…But the most astonishing as well as the most interesting thing to me was the condition of the colored people, a great many of whom, like myself, had escaped thither as a refuge from the hunters of men. I found many, who had not been seven years out of their chains, living in finer houses, and evidently enjoying more of the comforts of life, than the average of slaveholders in Maryland…

…I visited the wharves, to take a view of the shipping. Here I found myself surrounded with the strongest proofs of wealth… I saw no whipping of men; but all seemed to go smoothly on.

Civilization is held back by slavery. Slavery is barbarism. The cultures that have moved civilization forward have been those that were more free than their neighbors. The wealth we have did not come from slavery. It came from ending slavery. Our wealth came from freedom.

There is this idea that the South, after the devastation of the war, took decades to recover; and in many areas it did. But not in those industries that had been dominated by slavery.

Just five years after the War’s end, cotton production approached the peak antebellum levels, and in 1891 U.S. output was twice the highest level ever achieved in the pre-War period (Carter et al. 2006, Da756). Amid the chaos of the immediate post-Civil War era, freedmen and landowners experimented with new systems of labor organization—a groping process that would lead to the rise of sharecropping coupled with many state and local attempts to coerce laborers. Coercive policies included vagrancy laws, unfavorable crop lien laws, anti-tampering agreements, and the like. But any attempt to equate these policies with slavery does a disservice to the memories of those who suffered under slavery.

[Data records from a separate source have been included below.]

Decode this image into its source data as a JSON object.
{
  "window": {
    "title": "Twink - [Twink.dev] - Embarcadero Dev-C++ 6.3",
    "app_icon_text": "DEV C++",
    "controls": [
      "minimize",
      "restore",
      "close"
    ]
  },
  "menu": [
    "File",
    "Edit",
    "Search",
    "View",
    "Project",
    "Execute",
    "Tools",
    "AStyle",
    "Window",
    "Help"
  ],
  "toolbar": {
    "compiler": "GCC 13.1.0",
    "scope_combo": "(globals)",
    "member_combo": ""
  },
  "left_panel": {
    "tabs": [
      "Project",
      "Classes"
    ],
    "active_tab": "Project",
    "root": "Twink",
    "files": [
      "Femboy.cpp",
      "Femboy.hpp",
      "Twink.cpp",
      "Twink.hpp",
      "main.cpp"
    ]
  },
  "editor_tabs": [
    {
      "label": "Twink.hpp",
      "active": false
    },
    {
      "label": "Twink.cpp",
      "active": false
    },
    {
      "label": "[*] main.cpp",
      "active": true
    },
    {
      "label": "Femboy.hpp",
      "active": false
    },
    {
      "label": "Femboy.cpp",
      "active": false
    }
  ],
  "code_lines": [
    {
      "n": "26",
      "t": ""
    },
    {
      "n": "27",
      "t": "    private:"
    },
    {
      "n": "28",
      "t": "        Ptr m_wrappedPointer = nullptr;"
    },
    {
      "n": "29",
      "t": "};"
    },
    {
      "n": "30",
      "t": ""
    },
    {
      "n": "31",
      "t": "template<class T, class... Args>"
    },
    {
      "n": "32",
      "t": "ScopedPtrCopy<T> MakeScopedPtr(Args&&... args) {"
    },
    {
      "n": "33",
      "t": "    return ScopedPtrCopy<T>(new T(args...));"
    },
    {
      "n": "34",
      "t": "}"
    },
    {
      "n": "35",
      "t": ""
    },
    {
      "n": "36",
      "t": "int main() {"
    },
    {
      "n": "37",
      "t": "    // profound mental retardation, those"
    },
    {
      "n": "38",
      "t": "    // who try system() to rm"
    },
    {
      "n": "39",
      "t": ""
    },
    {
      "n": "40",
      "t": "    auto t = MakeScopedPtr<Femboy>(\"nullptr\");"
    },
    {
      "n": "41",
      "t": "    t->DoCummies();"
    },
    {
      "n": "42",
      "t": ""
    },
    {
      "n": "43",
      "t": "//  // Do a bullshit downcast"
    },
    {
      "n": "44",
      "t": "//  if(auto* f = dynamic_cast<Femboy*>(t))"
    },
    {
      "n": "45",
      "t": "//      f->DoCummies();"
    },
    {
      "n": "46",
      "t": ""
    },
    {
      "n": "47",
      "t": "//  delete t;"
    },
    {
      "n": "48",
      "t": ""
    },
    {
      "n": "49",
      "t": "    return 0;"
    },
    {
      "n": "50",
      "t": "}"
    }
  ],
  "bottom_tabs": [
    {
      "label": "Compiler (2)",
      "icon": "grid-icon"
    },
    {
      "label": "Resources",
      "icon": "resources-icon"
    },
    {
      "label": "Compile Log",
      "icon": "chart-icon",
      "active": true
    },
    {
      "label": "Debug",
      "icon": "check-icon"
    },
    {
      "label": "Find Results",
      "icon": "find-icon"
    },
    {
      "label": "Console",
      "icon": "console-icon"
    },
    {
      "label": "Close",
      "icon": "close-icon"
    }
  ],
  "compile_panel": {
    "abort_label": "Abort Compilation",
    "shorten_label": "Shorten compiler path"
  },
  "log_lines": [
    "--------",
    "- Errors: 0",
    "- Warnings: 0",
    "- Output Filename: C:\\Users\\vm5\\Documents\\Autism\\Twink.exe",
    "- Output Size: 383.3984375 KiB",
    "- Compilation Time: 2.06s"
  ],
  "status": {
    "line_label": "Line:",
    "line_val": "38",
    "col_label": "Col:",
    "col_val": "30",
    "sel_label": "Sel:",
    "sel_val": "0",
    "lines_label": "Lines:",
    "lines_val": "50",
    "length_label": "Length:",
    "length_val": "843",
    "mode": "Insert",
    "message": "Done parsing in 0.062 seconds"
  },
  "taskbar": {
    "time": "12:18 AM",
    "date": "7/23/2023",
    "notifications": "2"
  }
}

Slavery had already devastated the industries and people that relied on it, and the further the South left slavery behind, the more wealth they created. Slavery, it turned out, discouraged wealth creation and after it was ended there was nowhere to go but up. This would not have been a surprise to those slaves who escaped it. In the same book, Douglass also wrote about how slavery discouraged wealth creation:

Does he [the slave] ever venture to suggest a different mode of doing things from that pointed out by his master? He is indeed presumptuous, and getting above himself; and nothing less than a flogging will do for him.

Douglass understood where wealth creation comes from: it comes from innovation, and more specifically from the freedom to innovate. Had the South ended slavery sooner, they would have been wealthier, because their employees would have been free to design advanced tools and methods to increase crop production—that is, to increase wealth—without fear of a flogging or worse. Slavery meant a net decrease in wealth that was not overcome until slavery ended.

Nor did the infamous “triangle trade” create wealth. At every point of the triangle wealth was lost. The wealth that went into the slave trade was lost. The slaves that came out of Africa were gained through war and intertribal depredations, that is, through wealth destruction. From the American South to the Caribbean, the nations that used slavery to create goods lost wealth compared to those which did not. Buying and selling human beings is a net loss, and those that used it fell behind. When a nation participating in slavery ended their participation, their wealth production increased rather than decreased.

The idea that slavery is a wealth-creator is a falsehood that whitewashes slavery and legitimizes slaveowners. It partially excuses an inexcusable evil. It is wrong, and dangerously so. Freedom creates innovation, which creates wealth. Slavery destroys innovation and dissipates wealth. Any society that uses slavery will see its wealth fall compared to those that do not.

Slavery makes us poorer, not wealthier. Both the United States and Europe would be wealthier today had they never employed slavery.

Slavery is essentially barbarous in its character. It, above all things else, dreads the presence of an advanced civilization. — Frederick Douglass (The Constitution of the United States: Is It Pro-Slavery or Anti-Slavery?)

In response to 2018 in Photos: For photos, memes, and perhaps other quick notes sent from my mobile device or written on the fly during 2018.